Head control is so important for every day life. By increasing head control even just slightly for a child or adult it can mean opened opportunities for communication and mobility. It allows increased choices for communication devices and it can allow for the uses of switches that can control wheelchairs or other mobility options. This increased control will allow for more independent and meaningful participation in day to day life which is what the goal of therapy is.

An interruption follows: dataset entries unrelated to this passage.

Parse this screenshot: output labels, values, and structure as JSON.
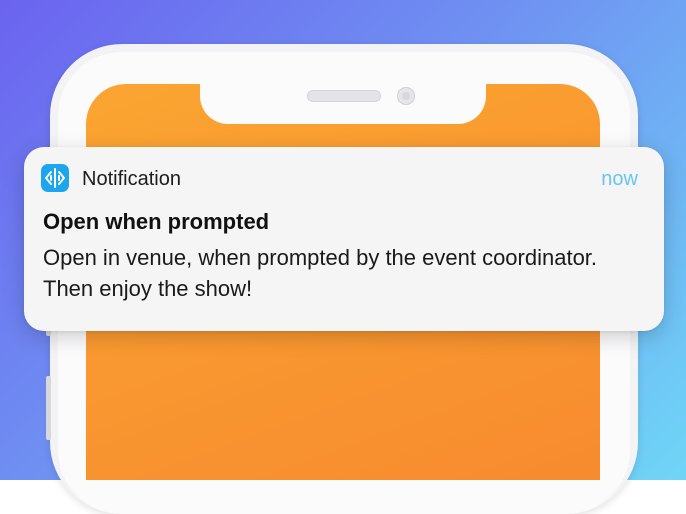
{
  "notification": {
    "app_icon": "waveform-icon",
    "app_name": "Notification",
    "time": "now",
    "title": "Open when prompted",
    "body": "Open in venue, when prompted by the event coordinator. Then enjoy the show!"
  },
  "colors": {
    "accent": "#1ba6ee",
    "time_text": "#6cc4ee",
    "screen_orange": "#f99a30"
  }
}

Head control starts when they are little. When babies are born they have no head control. As they get stronger they slowly learn to control their movements. Initially they have the strength to lift their head if it is too far forward or back or to the side, but they often overshoot where they are going because they don’t know how to grade their movement. Grading comes with practice. And as they grade (which means they know just how much they need to turn on their muscles in order to get their head to exactly where they want it), they learn how to keep it where they want it. This requires control. They figure out just how much muscle effort needs to happen from all the different muscles groups, and how to have those muscle groups work together to keep their head aligned.

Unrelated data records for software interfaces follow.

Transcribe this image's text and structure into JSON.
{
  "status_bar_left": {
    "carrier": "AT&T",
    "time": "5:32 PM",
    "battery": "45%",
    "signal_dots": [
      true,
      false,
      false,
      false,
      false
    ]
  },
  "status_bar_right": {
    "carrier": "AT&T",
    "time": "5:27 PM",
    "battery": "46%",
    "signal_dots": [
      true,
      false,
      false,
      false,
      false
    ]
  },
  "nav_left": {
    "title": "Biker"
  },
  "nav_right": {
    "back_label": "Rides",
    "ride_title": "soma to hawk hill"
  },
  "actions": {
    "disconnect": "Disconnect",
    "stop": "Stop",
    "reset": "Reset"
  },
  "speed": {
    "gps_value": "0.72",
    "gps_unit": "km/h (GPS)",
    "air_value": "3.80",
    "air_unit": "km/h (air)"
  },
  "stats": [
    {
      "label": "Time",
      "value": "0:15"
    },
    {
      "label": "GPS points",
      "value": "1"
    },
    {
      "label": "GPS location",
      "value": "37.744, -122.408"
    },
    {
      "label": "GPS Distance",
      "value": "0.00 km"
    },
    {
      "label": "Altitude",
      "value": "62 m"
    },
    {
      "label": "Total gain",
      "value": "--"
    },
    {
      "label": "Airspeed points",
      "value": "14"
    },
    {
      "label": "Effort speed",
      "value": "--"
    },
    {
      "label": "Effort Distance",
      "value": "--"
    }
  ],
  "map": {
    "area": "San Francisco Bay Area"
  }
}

As babies grow and develop this it is mostly unconsciously because let’s be honest, they don’t know enough to think, ‘hey I want to lift my head up to see that toy and I will turn on my muscles this much to do it.’ They react to the stimulus presented to them and if they are interested they work to hold their head there for longer periods of time and build endurance. For older kids, this may be a conscious activity where you are asking them to look at something and cueing them on which muscles to turn on and then keeping the motivator there while encouraging them to keep looking. A lot of times I find counting is a big motivator and they try to beat their time. Or if you have a switch where they get to do something they like such as navigate an ipad they will get motivated to do what is needed. But, they are still having to think about it. Ideally with practice they get better at doing this without as much thought because if you are thinking about how to move your head, it’s hard to concentrate on other things as well, such as learning.

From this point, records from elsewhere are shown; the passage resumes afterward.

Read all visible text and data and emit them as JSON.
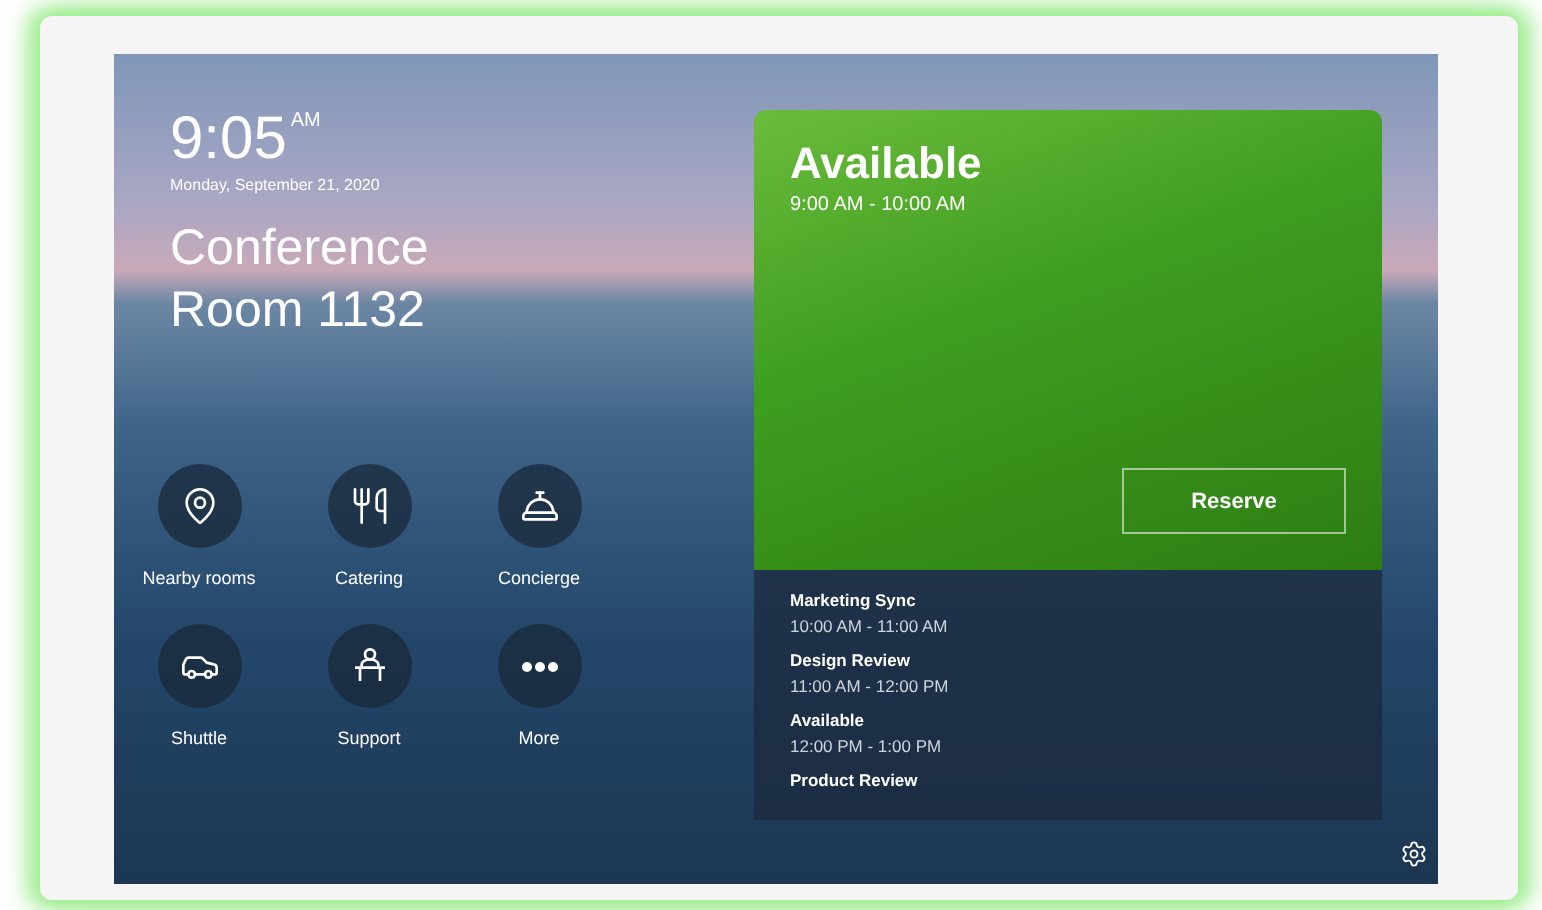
{
  "clock": {
    "time": "9:05",
    "meridiem": "AM",
    "date": "Monday, September 21, 2020"
  },
  "room": {
    "name": "Conference Room 1132"
  },
  "actions": [
    {
      "label": "Nearby rooms",
      "kind": "pin"
    },
    {
      "label": "Catering",
      "kind": "food"
    },
    {
      "label": "Concierge",
      "kind": "concierge"
    },
    {
      "label": "Shuttle",
      "kind": "car"
    },
    {
      "label": "Support",
      "kind": "support"
    },
    {
      "label": "More",
      "kind": "more"
    }
  ],
  "status": {
    "title": "Available",
    "time": "9:00 AM - 10:00 AM",
    "button": "Reserve",
    "available": true
  },
  "schedule": [
    {
      "title": "Marketing Sync",
      "time": "10:00 AM - 11:00 AM"
    },
    {
      "title": "Design Review",
      "time": "11:00 AM - 12:00 PM"
    },
    {
      "title": "Available",
      "time": "12:00 PM - 1:00 PM"
    },
    {
      "title": "Product Review"
    }
  ]
}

One of the ways that I have learned to help with head control is to decrease the degrees of freedom. What do I mean by this? I mean I make it so they only have to focus on their head and neck muscles. This could be by me giving them maximal support of their trunk and body so they don’t have to worry about it, or it could be me using a swaddle on a little one so their body is contained. I can also use my hands for this. As they gain more control with maximal support I will slowly decrease my support by either moving my hands lower on their trunk, or letting their arms be free, or keeping my hands at the same height but relaxing my grip a little bit. It depends on the person and what works for them. The key is to have a motivator for them to be looking at or engaged in. Make it a game!
What are some ways you work on head control and limit degrees of freedom?